The Beetle starts at $18,995 with a manual gearbox and comes standard with a split folding rear seat, aux-in for portable audio players, a leather-wrapped steering wheel, customizable 17-inch alloy wheels and an 8-speaker audio system. There are also a host of available and desirable options, including a Fender Premium Audio System. The Turbo version starts at $23,395 with the option of Volkswagen’s DSG dual clutch automatic transmission with paddle shifters. The Turbo adds to the Beetle’s standard fare with: Bluetooth technology, iPod connectivity, three color ambient lighting, larger brakes with red-painted calipers, the kaeferfach additional glovebox, sport seating surfaces, 18-inch alloy wheels, a rear spoiler, foglights, three additional dashboard gauges; and alloy pedals.
There are actually four levels of trim for the 2012 Beetle: the Beetle; 2.5 Beetle; 2.5 Beetle with sunroof, and 2.5 Beetle with sunroof, sound and Navi. The Turbo model lineup includes: Turbo; Turbo with sunroof; and Turbo with sunroof, sound and Navi. Key optional inventory offerings include: a Panoramic Roof; Fender Premium Audio System; Keyless Access with pushbutton start; Bi-Xenon headlamps; and LED daytime running lights. Safety features include: Electronic Stability Control, driver and front passenger airbags; Side-Curtain Protection airbags front and rear; and VW’s Crash Response System.
During VW’s North American 2012 Beetle launch, I was able to pilot both the Beetle and Turbo Beetle, but spending the most seat time in the Turbo version – my favorite which represented the loaded end of the spectrum and priced at $29,865 and sporting a Silver metallic exterior and Black interior.
Quite obviously my pick of the litter was the Turbo Beetle with the DSG automatic and paddle shifters, while the base model Bug performed quite satisfactorily.
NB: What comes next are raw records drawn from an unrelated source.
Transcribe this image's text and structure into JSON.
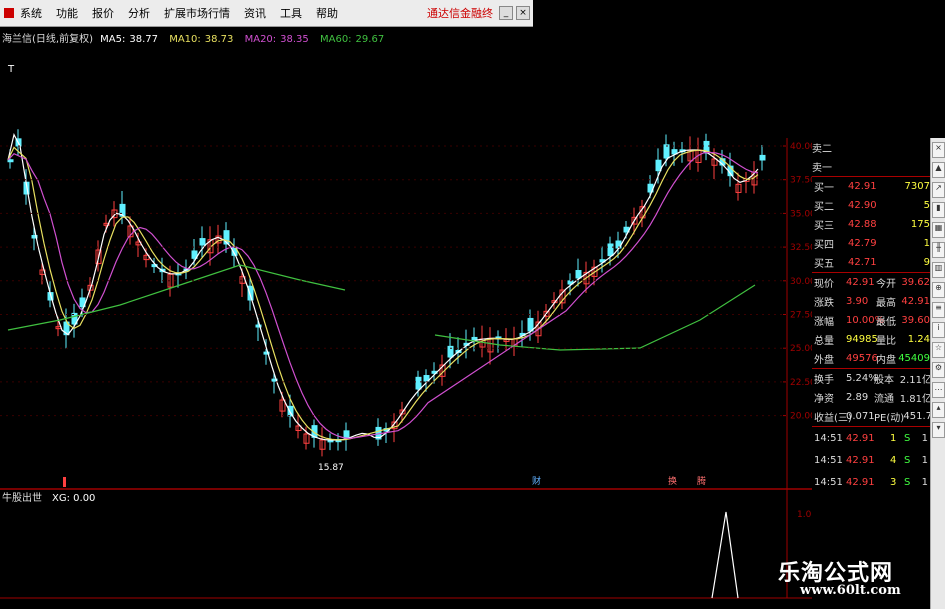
{
  "menu": {
    "items": [
      "系统",
      "功能",
      "报价",
      "分析",
      "扩展市场行情",
      "资讯",
      "工具",
      "帮助"
    ],
    "right_text": "通达信金融终"
  },
  "legend": {
    "title": "海兰信(日线,前复权)",
    "ma5_label": "MA5:",
    "ma5": "38.77",
    "ma10_label": "MA10:",
    "ma10": "38.73",
    "ma20_label": "MA20:",
    "ma20": "38.35",
    "ma60_label": "MA60:",
    "ma60": "29.67"
  },
  "colors": {
    "ma5": "#ffffff",
    "ma10": "#e8e060",
    "ma20": "#d050d0",
    "ma60": "#40c040",
    "up": "#ff4040",
    "down": "#60f0ff",
    "axis": "#a00000",
    "red_text": "#ff4040",
    "green_text": "#40ff40",
    "yellow_text": "#ffff40"
  },
  "price_axis": [
    "40.00",
    "37.50",
    "35.00",
    "32.50",
    "30.00",
    "27.50",
    "25.00",
    "22.50",
    "20.00"
  ],
  "chart_annotations": {
    "low_label": "15.87",
    "high_label": "T",
    "events": [
      "财",
      "换",
      "腾"
    ]
  },
  "indicator": {
    "title": "牛股出世",
    "value_label": "XG: 0.00",
    "axis_value": "1.00"
  },
  "order_book": {
    "sell": [
      {
        "label": "卖二",
        "price": "",
        "vol": ""
      },
      {
        "label": "卖一",
        "price": "",
        "vol": ""
      }
    ],
    "buy": [
      {
        "label": "买一",
        "price": "42.91",
        "vol": "7307"
      },
      {
        "label": "买二",
        "price": "42.90",
        "vol": "5"
      },
      {
        "label": "买三",
        "price": "42.88",
        "vol": "175"
      },
      {
        "label": "买四",
        "price": "42.79",
        "vol": "1"
      },
      {
        "label": "买五",
        "price": "42.71",
        "vol": "9"
      }
    ]
  },
  "quote": [
    {
      "l1": "现价",
      "v1": "42.91",
      "l2": "今开",
      "v2": "39.62"
    },
    {
      "l1": "涨跌",
      "v1": "3.90",
      "l2": "最高",
      "v2": "42.91"
    },
    {
      "l1": "涨幅",
      "v1": "10.00%",
      "l2": "最低",
      "v2": "39.60"
    },
    {
      "l1": "总量",
      "v1": "94985",
      "l2": "量比",
      "v2": "1.24"
    },
    {
      "l1": "外盘",
      "v1": "49576",
      "l2": "内盘",
      "v2": "45409"
    }
  ],
  "fundamentals": [
    {
      "l1": "换手",
      "v1": "5.24%",
      "l2": "股本",
      "v2": "2.11亿"
    },
    {
      "l1": "净资",
      "v1": "2.89",
      "l2": "流通",
      "v2": "1.81亿"
    },
    {
      "l1": "收益(三)",
      "v1": "0.071",
      "l2": "PE(动)",
      "v2": "451.7"
    }
  ],
  "ticks": [
    {
      "time": "14:51",
      "price": "42.91",
      "vol": "1",
      "side": "S",
      "n": "1"
    },
    {
      "time": "14:51",
      "price": "42.91",
      "vol": "4",
      "side": "S",
      "n": "1"
    },
    {
      "time": "14:51",
      "price": "42.91",
      "vol": "3",
      "side": "S",
      "n": "1"
    }
  ],
  "watermark": {
    "cn": "乐淘公式网",
    "url": "www.60lt.com"
  }
}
Both models share the same basic platform and dimensions – only the engines and rear suspensions are different.
The 2012 Beetle and Turbo Beetle are both considerably more planted than their predecessors. Acceleration is adequate in the Beetle and much more than adequate in the Turbo – not blistering off the line mind you, but should the Turbo show signs of bogging down under load, simply blipping the paddle to downshift, spools things up quite nicely.
Both the ride quality and handling characteristics are vastly improved, delivering enhanced performance qualities all around. Bottom-line, the 2012 Beetle lineup is ready and able to serve up broad smiles and greater levels of driving satisfaction.